“As a team we rode pretty well today,” Rowe said on the team’s website. “We were always at the front and we said we’d try and put a man in every move after the Koppenberg, and I think we did that. On a personal level, I’m obviously pretty chuffed with that. We didn’t win the race but it’s another step forward. I’ve got to be happy with that.”

On Sunday, Sky placed four riders deep into the final, but admitted its riders missed that extra gear to truly challenge for victory. Co-leaders Ian Stannard and 2015 Harelbeke winner Geraint Thomas were both sick in the days before Flanders, and Kwiatkowski said his race-breaking attack came because he said he didn’t have the legs to win. The irony is that it was Kwiatkowski’s surge that opened the door for Peter Sagan’s own breakthrough victory.

“I really felt that I was missing something on the Taaienberg, so I decided to move [early] because I was sure I would not be able to follow Cancellara or Sagan on the Kwaremont, so I tried something different,” Kwiatkowski said at the line Sunday. “It was a nice move, but in the end, I was not able to follow Peter’s wheel. Well, that’s bike racing. Not my day.”

Team Sky’s strong ride Sunday is the latest step in its quest to win a major monument, one of the few cycling milestones that has eluded the UK-registered team since its formation in 2010. Despite its dominance in stage racing, including three Tour de France victories, Sky has yet to win a monument.

Sky has dedicated new resources to the classics this season, and it’s already paying dividends. Ben Swift was second at Milano-Sanremo, while Kwiatkowski, who has already proven his worth with victory at Harelbeke, will now turn his attention to the Ardennes.

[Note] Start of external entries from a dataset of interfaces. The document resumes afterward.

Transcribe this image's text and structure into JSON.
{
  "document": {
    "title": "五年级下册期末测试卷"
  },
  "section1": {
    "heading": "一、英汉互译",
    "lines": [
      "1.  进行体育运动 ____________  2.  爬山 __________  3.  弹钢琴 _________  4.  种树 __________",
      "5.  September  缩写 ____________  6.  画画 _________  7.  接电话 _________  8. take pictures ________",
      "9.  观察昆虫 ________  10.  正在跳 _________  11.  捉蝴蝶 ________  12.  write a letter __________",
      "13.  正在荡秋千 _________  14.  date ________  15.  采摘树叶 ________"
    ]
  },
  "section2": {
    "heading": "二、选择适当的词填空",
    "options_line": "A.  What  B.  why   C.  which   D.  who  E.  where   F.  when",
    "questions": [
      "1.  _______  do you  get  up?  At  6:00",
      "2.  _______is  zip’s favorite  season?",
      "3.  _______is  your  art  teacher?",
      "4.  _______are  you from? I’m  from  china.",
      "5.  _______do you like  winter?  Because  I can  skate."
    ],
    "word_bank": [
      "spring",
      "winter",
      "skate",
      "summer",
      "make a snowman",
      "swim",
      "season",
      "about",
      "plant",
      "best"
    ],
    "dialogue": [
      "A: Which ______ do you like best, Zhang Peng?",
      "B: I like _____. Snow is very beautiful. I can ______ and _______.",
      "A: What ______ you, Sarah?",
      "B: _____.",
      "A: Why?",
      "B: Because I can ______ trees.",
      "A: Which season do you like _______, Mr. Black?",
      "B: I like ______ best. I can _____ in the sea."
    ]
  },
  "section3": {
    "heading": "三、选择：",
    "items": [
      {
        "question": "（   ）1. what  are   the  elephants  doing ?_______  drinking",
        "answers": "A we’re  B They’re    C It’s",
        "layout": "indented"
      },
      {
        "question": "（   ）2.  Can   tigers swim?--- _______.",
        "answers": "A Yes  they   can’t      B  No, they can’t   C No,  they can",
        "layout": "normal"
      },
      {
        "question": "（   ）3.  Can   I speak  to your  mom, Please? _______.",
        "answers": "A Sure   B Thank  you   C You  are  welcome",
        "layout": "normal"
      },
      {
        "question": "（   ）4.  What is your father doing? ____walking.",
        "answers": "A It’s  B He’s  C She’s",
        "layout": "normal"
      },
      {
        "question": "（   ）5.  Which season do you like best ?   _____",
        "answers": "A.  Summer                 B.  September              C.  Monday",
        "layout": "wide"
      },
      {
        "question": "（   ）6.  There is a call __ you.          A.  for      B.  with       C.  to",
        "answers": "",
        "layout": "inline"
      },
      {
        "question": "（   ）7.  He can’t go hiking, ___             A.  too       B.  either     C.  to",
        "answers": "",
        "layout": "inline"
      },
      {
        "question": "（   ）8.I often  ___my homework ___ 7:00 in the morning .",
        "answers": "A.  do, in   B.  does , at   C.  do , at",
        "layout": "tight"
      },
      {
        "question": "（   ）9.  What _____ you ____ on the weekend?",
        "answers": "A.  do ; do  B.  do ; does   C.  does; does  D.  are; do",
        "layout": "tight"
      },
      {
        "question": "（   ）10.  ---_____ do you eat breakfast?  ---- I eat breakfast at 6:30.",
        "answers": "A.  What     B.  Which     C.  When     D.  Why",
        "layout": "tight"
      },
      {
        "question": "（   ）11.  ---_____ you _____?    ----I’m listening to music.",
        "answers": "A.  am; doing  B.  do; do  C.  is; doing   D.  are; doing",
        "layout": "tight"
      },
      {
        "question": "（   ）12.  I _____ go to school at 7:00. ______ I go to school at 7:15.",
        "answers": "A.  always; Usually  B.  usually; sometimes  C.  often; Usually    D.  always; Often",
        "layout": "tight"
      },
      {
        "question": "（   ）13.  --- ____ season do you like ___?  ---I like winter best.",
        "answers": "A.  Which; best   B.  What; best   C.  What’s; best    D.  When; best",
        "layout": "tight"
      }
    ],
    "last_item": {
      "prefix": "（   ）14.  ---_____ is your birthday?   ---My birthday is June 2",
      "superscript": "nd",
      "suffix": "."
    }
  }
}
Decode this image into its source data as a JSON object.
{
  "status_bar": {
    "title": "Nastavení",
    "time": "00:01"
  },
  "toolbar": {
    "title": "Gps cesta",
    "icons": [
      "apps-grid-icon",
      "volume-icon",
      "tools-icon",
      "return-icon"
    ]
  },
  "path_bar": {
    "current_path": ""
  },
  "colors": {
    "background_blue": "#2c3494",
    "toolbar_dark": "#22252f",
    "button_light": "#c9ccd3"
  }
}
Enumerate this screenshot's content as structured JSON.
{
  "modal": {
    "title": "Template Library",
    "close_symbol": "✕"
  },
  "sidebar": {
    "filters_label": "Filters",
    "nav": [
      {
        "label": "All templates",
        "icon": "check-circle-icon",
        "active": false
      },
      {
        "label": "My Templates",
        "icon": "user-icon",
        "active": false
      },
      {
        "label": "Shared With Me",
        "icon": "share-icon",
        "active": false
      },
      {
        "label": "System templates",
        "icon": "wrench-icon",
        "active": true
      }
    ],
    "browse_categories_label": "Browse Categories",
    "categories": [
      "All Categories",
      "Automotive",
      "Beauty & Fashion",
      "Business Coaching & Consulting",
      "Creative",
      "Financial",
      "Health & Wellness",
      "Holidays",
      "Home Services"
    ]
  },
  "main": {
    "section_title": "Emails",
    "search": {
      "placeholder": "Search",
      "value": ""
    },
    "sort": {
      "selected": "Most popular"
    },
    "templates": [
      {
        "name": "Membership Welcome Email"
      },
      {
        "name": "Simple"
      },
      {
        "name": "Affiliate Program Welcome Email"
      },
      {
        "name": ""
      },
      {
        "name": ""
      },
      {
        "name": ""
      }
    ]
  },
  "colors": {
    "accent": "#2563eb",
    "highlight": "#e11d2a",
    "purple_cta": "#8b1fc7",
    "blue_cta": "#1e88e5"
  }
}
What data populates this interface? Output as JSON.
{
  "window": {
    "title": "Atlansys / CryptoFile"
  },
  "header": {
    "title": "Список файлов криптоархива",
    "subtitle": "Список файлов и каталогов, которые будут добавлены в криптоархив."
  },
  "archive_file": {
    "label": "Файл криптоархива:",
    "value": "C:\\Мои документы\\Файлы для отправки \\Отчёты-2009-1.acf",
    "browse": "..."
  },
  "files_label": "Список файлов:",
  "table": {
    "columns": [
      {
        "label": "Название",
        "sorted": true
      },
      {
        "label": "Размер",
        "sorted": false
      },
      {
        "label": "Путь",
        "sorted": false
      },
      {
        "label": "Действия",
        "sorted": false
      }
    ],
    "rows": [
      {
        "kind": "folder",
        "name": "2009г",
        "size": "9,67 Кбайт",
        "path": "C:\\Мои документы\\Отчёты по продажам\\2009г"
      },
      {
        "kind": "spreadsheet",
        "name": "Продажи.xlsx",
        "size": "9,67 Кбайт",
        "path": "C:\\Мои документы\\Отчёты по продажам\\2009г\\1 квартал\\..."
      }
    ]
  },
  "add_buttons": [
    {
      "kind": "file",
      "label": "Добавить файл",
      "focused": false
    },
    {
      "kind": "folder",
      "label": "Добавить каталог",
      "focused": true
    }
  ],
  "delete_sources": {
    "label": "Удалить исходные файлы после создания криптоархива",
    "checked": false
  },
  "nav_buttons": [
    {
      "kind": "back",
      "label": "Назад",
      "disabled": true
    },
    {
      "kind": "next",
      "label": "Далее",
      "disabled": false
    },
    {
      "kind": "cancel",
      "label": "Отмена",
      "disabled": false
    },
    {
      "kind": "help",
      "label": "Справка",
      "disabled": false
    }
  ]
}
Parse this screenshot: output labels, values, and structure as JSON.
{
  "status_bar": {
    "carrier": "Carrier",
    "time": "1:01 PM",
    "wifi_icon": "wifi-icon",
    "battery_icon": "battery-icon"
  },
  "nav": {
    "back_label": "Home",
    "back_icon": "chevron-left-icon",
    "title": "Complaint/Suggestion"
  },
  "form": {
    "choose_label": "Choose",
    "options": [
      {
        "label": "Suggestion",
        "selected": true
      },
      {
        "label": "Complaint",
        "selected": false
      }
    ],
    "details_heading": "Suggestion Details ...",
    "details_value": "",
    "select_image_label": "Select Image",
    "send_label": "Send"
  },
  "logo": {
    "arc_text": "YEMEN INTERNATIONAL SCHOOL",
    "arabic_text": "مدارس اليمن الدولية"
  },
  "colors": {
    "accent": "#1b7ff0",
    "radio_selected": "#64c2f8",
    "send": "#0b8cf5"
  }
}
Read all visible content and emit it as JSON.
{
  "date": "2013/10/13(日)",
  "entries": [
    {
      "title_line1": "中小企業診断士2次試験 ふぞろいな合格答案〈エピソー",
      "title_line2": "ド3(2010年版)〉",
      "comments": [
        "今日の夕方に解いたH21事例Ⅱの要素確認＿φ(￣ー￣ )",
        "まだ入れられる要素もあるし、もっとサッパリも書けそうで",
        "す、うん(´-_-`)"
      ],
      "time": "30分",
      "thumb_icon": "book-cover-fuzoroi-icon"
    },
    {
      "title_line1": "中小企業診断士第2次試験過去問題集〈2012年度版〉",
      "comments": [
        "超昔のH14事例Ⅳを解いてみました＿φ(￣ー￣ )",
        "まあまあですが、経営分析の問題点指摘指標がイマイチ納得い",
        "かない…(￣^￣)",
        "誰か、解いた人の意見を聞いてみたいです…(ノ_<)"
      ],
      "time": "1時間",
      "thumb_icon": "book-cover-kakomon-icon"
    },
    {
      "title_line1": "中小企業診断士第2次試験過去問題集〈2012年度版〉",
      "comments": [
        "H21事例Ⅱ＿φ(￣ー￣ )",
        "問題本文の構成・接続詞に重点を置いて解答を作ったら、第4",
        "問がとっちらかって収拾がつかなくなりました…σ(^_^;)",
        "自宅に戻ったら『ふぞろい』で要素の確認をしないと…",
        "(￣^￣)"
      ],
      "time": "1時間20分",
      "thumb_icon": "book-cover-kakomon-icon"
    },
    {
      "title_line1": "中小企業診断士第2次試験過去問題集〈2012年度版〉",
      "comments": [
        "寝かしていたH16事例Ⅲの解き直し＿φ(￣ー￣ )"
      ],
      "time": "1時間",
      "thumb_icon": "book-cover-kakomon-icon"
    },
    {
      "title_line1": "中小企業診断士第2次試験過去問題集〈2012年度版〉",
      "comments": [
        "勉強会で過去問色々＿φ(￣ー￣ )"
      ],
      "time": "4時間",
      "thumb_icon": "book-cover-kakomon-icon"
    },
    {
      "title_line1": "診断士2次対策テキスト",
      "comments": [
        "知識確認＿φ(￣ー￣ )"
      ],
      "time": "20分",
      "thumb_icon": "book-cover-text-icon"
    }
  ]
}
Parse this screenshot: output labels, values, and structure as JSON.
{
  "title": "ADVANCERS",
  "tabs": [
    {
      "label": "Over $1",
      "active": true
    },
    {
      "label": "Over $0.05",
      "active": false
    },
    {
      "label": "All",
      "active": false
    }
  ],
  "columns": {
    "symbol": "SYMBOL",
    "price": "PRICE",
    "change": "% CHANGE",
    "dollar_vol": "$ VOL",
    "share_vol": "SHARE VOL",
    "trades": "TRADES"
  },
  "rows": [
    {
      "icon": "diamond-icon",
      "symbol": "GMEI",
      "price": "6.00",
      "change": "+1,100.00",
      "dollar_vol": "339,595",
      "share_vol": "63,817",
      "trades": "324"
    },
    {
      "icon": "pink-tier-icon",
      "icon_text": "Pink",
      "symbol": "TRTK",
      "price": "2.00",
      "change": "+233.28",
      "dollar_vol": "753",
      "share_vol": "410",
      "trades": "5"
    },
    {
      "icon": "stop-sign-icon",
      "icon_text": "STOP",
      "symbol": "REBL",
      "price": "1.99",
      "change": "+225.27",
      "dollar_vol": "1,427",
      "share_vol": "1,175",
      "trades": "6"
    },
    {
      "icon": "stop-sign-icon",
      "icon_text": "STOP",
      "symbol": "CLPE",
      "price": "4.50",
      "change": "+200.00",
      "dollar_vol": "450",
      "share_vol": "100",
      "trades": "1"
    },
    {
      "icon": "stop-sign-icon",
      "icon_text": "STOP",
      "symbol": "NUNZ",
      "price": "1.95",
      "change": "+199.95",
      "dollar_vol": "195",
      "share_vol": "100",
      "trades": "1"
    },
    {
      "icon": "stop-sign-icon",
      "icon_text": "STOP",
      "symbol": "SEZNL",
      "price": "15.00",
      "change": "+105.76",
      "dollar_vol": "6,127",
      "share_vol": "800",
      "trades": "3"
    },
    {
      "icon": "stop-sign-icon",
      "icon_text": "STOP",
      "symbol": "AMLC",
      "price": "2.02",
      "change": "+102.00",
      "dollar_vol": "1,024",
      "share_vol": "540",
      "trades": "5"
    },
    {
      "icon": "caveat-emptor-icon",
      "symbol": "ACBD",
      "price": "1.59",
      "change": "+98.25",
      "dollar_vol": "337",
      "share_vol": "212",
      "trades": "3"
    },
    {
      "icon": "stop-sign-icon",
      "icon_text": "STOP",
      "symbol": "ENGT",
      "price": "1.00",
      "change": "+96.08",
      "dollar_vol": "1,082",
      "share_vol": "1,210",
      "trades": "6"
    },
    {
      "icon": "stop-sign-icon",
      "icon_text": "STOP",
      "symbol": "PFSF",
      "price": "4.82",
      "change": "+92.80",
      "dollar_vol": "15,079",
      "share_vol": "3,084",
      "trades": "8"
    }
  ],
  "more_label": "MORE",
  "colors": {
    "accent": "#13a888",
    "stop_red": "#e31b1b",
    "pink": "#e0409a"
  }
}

Even though he is now fully committed to stage racing, Thomas stepped up for Flanders, crossing the line 12th with the first group despite crashing. Stannard, who skipped defending his title at Omloop Het Nieuwsblad to focus completely on Flanders and Paris-Roubaix, attacked on the Koppenberg, but couldn’t reach the day’s early breakaway.

The takeaway Sunday is the strong performance by Rowe, who fought back to the front chase group that included Thomas after coming over the Paterberg. And then he had to legs to take second in the bunch sprint behind defending Flanders champion Alexander Kristoff (Katusha).

Rowe’s career-best top-five is confirmation that the 26-year-old is on the right path. Fourth in Omloop Het Nieuwsblad last month, Rowe will now turn his attention to Paris-Roubaix. Last year, he was eighth, just behind the winning group, in another career-best ride.

Thomas and Kwiatkowski are steering clear of Sunday’s “Hell of the North,” so Stannard and Rowe will be carrying team colors across the cobblestones.